I have ever so slightly modified a news release from one of my favourite AIDS organizations, The Stephen Lewis Foundation, to highlight how much I love two programs which either support the SLF financially or, in the case of the Grandmothers-to-Grandmothers Campaign, have touched off such a beautiful response of solidarity, friendship and love.
The Registered Nurses’ Association of Ontario (RNAO) who, based on my experience in the health-care system are my favourite professionals, will engage in an education campaign to promote awareness among its membership of the national Give a Day to World AIDS campaign (GAD), which directly supports the Stephen Lewis Foundation’s work to ease the pain of HIV/AIDS in Africa.
The GAD campaign is a simple way for Canadians to show solidarity annually on December 1, World AIDS Day, by donating one day’s pay to fight AIDS in Africa. It was started by Jane Philpott, a doctor at Markham Stouffville hospital, and involves hundreds of individuals from the health, legal, education and business sectors.
“I want to congratulate and thank the RNAO for a resolution of such promising international and national importance,” said Stephen Lewis, Chair of the Foundation. “Everyone can contribute whatever they are able – a day’s pay or some other amount – so that African community-based organizations will finally have the resources to confront the virus.”
The RNAO resolution was submitted by the International Nursing Interest Group and was passed at the organization’s annual general meeting this week in Toronto.
“Ontario nurses are aware of the burden our African colleagues carry.

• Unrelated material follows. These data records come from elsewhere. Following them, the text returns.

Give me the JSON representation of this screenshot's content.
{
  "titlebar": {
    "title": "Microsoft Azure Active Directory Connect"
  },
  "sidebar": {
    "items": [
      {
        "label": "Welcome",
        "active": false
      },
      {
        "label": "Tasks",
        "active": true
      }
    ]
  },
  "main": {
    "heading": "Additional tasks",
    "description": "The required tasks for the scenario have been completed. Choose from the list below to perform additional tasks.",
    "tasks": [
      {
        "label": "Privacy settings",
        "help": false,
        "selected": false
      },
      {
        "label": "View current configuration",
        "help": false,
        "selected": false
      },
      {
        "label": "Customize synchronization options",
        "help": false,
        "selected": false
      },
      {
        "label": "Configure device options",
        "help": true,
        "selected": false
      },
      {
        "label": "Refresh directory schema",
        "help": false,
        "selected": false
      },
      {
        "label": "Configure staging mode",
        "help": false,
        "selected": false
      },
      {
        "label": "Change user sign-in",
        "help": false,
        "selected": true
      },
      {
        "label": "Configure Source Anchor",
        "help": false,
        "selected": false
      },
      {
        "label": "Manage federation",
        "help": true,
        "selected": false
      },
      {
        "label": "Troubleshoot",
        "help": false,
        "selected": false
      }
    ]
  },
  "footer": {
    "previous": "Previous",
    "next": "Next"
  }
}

We are confident this resolution will help them provide care and comfort for the millions of patients who suffer with HIV/AIDS,” said Valerie Glasgow of the International Nursing Interest Group.
RNAO members also hope to establish a grandmothers group as part of the Grandmothers to Grandmothers Campaign, launched by the Stephen Lewis Foundation (SLF) last year. This campaign involves over 150 Canadian grandmothers groups who have raised over $800,000 for SLF to assist African grandmothers caring for children orphaned by AIDS.

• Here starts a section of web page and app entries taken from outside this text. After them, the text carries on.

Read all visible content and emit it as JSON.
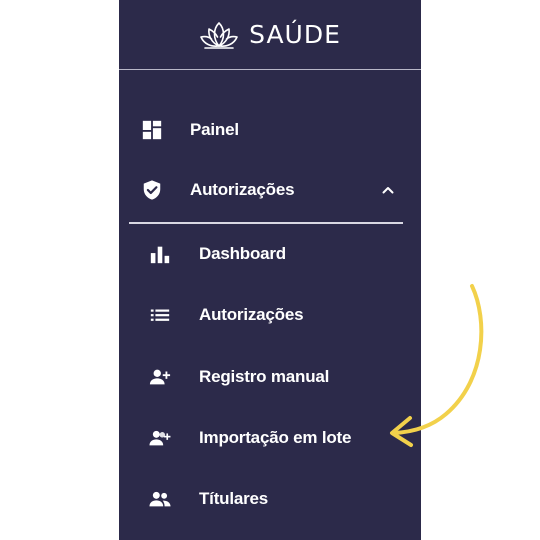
{
  "brand": {
    "name": "SAÚDE",
    "logo_icon": "lotus-logo-icon"
  },
  "colors": {
    "sidebar_bg": "#2c2a4a",
    "text": "#ffffff",
    "annotation_arrow": "#f2d14b"
  },
  "menu": {
    "items": [
      {
        "label": "Painel",
        "icon": "dashboard-grid-icon"
      },
      {
        "label": "Autorizações",
        "icon": "shield-check-icon",
        "expanded": true,
        "chevron_icon": "chevron-up-icon"
      }
    ],
    "subitems": [
      {
        "label": "Dashboard",
        "icon": "bar-chart-icon"
      },
      {
        "label": "Autorizações",
        "icon": "list-icon"
      },
      {
        "label": "Registro manual",
        "icon": "person-add-icon"
      },
      {
        "label": "Importação em lote",
        "icon": "group-add-icon"
      },
      {
        "label": "Títulares",
        "icon": "people-icon"
      }
    ]
  }
}
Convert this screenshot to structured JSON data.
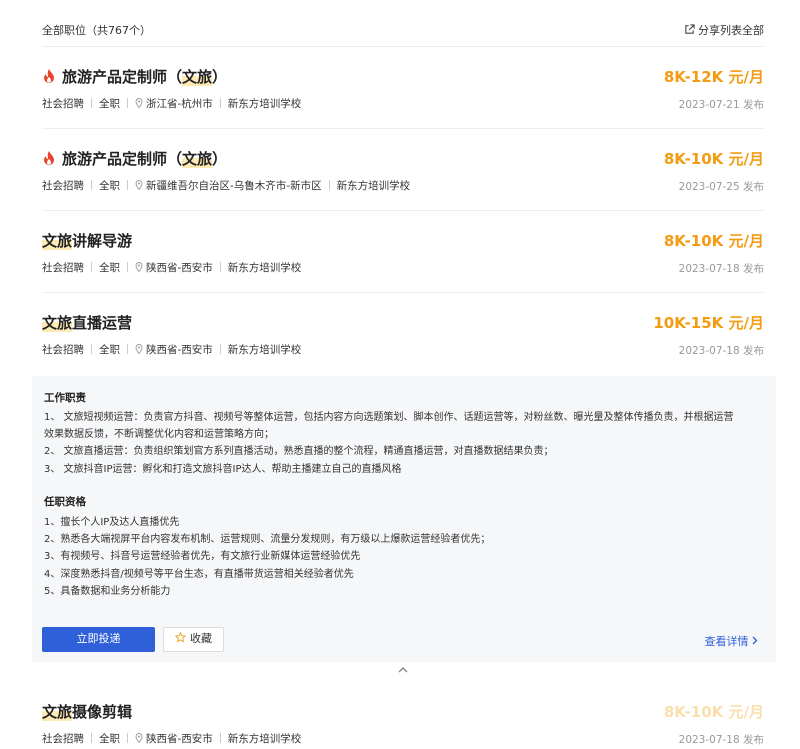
{
  "header": {
    "total_label": "全部职位（共767个）",
    "share_label": "分享列表全部",
    "share_icon": "share-icon"
  },
  "jobs": [
    {
      "hot": true,
      "title_prefix": "旅游产品定制师（",
      "title_highlight": "文旅",
      "title_suffix": "）",
      "salary": "8K-12K 元/月",
      "type": "社会招聘",
      "nature": "全职",
      "location": "浙江省-杭州市",
      "company": "新东方培训学校",
      "date": "2023-07-21 发布"
    },
    {
      "hot": true,
      "title_prefix": "旅游产品定制师（",
      "title_highlight": "文旅",
      "title_suffix": "）",
      "salary": "8K-10K 元/月",
      "type": "社会招聘",
      "nature": "全职",
      "location": "新疆维吾尔自治区-乌鲁木齐市-新市区",
      "company": "新东方培训学校",
      "date": "2023-07-25 发布"
    },
    {
      "hot": false,
      "title_prefix": "",
      "title_highlight": "文旅",
      "title_suffix": "讲解导游",
      "salary": "8K-10K 元/月",
      "type": "社会招聘",
      "nature": "全职",
      "location": "陕西省-西安市",
      "company": "新东方培训学校",
      "date": "2023-07-18 发布"
    },
    {
      "hot": false,
      "title_prefix": "",
      "title_highlight": "文旅",
      "title_suffix": "直播运营",
      "salary": "10K-15K 元/月",
      "type": "社会招聘",
      "nature": "全职",
      "location": "陕西省-西安市",
      "company": "新东方培训学校",
      "date": "2023-07-18 发布"
    },
    {
      "hot": false,
      "title_prefix": "",
      "title_highlight": "文旅",
      "title_suffix": "摄像剪辑",
      "salary": "8K-10K 元/月",
      "type": "社会招聘",
      "nature": "全职",
      "location": "陕西省-西安市",
      "company": "新东方培训学校",
      "date": "2023-07-18 发布"
    }
  ],
  "detail": {
    "duties_title": "工作职责",
    "duties": [
      "1、 文旅短视频运营：负责官方抖音、视频号等整体运营，包括内容方向选题策划、脚本创作、话题运营等，对粉丝数、曝光量及整体传播负责，并根据运营",
      "效果数据反馈，不断调整优化内容和运营策略方向；",
      "2、 文旅直播运营：负责组织策划官方系列直播活动，熟悉直播的整个流程，精通直播运营，对直播数据结果负责；",
      "3、 文旅抖音IP运营：孵化和打造文旅抖音IP达人、帮助主播建立自己的直播风格"
    ],
    "req_title": "任职资格",
    "requirements": [
      "1、擅长个人IP及达人直播优先",
      "2、熟悉各大端视屏平台内容发布机制、运营规则、流量分发规则，有万级以上爆款运营经验者优先；",
      "3、有视频号、抖音号运营经验者优先，有文旅行业新媒体运营经验优先",
      "4、深度熟悉抖音/视频号等平台生态，有直播带货运营相关经验者优先",
      "5、具备数据和业务分析能力"
    ],
    "apply_label": "立即投递",
    "fav_label": "收藏",
    "more_label": "查看详情"
  },
  "colors": {
    "salary": "#f39c12",
    "primary": "#2f5fd9",
    "highlight": "#fde9b3",
    "hot": "#e8442e"
  }
}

SLF funds over 100 grassroots initiatives in 14 sub-Saharan African countries, many of which assist health workers. The Wellness Centre for Excellence, for example, is run by the Swaziland Nurses Association and provides counselling, testing and primary care for all HIV-positive health care workers and their families. One in three adults in Swaziland is living with HIV, making it one of the most intense epidemics in the world. For more information, visit www.stephenlewisfoundation.org .